(Interface dataset entries)
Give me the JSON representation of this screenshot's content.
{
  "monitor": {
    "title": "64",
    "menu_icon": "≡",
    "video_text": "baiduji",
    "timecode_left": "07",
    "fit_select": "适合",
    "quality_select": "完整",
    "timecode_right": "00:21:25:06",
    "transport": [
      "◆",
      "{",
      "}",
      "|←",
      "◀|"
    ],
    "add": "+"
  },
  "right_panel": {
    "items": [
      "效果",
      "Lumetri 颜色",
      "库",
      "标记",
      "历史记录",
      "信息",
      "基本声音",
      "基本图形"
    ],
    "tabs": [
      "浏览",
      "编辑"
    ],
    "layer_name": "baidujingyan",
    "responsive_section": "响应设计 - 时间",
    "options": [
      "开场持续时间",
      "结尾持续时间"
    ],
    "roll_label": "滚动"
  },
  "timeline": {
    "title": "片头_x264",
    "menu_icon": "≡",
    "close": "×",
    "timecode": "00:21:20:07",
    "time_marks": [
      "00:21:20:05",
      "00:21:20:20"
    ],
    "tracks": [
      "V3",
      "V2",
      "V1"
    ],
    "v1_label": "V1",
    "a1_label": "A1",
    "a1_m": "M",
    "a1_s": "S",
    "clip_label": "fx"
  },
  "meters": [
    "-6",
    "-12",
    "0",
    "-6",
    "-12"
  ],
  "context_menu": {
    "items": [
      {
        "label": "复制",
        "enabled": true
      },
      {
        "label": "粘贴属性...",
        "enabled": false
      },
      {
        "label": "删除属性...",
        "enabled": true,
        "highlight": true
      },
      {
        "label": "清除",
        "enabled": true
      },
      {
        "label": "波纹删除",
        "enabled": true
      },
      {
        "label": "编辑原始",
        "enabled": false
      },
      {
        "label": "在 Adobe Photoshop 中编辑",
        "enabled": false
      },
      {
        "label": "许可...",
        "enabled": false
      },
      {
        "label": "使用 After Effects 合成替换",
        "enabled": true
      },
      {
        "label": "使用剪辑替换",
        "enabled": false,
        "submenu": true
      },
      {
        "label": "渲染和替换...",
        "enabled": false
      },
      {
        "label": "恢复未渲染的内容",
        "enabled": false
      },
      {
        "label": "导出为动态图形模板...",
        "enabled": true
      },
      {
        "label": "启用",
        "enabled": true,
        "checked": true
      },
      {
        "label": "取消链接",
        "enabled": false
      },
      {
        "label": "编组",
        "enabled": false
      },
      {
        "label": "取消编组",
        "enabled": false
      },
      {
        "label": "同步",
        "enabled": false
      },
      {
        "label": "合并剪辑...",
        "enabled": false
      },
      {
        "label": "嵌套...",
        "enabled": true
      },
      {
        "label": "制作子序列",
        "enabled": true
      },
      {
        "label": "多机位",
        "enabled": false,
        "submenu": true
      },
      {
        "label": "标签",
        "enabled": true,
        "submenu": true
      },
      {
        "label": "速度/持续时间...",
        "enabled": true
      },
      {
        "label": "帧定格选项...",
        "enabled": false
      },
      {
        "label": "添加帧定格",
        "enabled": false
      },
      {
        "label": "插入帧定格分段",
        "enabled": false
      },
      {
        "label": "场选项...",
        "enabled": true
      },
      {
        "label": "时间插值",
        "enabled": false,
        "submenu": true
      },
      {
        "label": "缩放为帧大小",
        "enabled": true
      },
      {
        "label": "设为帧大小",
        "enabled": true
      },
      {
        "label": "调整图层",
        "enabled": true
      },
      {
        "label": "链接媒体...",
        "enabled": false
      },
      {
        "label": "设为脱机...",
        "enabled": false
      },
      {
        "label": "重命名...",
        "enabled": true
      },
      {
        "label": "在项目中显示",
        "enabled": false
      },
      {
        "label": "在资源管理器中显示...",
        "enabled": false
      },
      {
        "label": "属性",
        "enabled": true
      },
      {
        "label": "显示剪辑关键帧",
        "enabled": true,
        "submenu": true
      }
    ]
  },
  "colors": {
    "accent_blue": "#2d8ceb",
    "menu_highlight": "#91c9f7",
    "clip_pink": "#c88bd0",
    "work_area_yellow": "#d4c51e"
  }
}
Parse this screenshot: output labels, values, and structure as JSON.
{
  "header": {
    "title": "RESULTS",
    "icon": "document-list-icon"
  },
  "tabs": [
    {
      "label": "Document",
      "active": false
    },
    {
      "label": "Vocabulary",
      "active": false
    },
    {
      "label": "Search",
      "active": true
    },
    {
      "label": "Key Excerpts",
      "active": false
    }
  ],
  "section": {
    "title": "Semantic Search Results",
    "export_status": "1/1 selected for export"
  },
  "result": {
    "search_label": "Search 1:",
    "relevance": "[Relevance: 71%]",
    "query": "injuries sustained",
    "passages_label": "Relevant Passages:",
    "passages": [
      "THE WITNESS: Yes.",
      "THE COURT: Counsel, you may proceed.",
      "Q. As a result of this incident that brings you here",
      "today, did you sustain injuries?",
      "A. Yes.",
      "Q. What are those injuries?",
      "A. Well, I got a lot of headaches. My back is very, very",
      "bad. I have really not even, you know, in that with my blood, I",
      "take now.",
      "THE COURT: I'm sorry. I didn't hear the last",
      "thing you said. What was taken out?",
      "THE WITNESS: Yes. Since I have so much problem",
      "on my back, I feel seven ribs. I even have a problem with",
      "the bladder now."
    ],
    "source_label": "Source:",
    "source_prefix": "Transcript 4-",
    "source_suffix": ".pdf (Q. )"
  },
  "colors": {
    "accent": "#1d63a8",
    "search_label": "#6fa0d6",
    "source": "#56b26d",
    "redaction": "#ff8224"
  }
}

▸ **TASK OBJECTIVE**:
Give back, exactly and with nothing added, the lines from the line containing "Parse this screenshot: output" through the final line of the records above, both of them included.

▸ **FINISHED TASK**:
Parse this screenshot: output labels, values, and structure as JSON.
{
  "header": {
    "title": "RESULTS",
    "icon": "document-list-icon"
  },
  "tabs": [
    {
      "label": "Document",
      "active": false
    },
    {
      "label": "Vocabulary",
      "active": false
    },
    {
      "label": "Search",
      "active": true
    },
    {
      "label": "Key Excerpts",
      "active": false
    }
  ],
  "section": {
    "title": "Semantic Search Results",
    "export_status": "1/1 selected for export"
  },
  "result": {
    "search_label": "Search 1:",
    "relevance": "[Relevance: 71%]",
    "query": "injuries sustained",
    "passages_label": "Relevant Passages:",
    "passages": [
      "THE WITNESS: Yes.",
      "THE COURT: Counsel, you may proceed.",
      "Q. As a result of this incident that brings you here",
      "today, did you sustain injuries?",
      "A. Yes.",
      "Q. What are those injuries?",
      "A. Well, I got a lot of headaches. My back is very, very",
      "bad. I have really not even, you know, in that with my blood, I",
      "take now.",
      "THE COURT: I'm sorry. I didn't hear the last",
      "thing you said. What was taken out?",
      "THE WITNESS: Yes. Since I have so much problem",
      "on my back, I feel seven ribs. I even have a problem with",
      "the bladder now."
    ],
    "source_label": "Source:",
    "source_prefix": "Transcript 4-",
    "source_suffix": ".pdf (Q. )"
  },
  "colors": {
    "accent": "#1d63a8",
    "search_label": "#6fa0d6",
    "source": "#56b26d",
    "redaction": "#ff8224"
  }
}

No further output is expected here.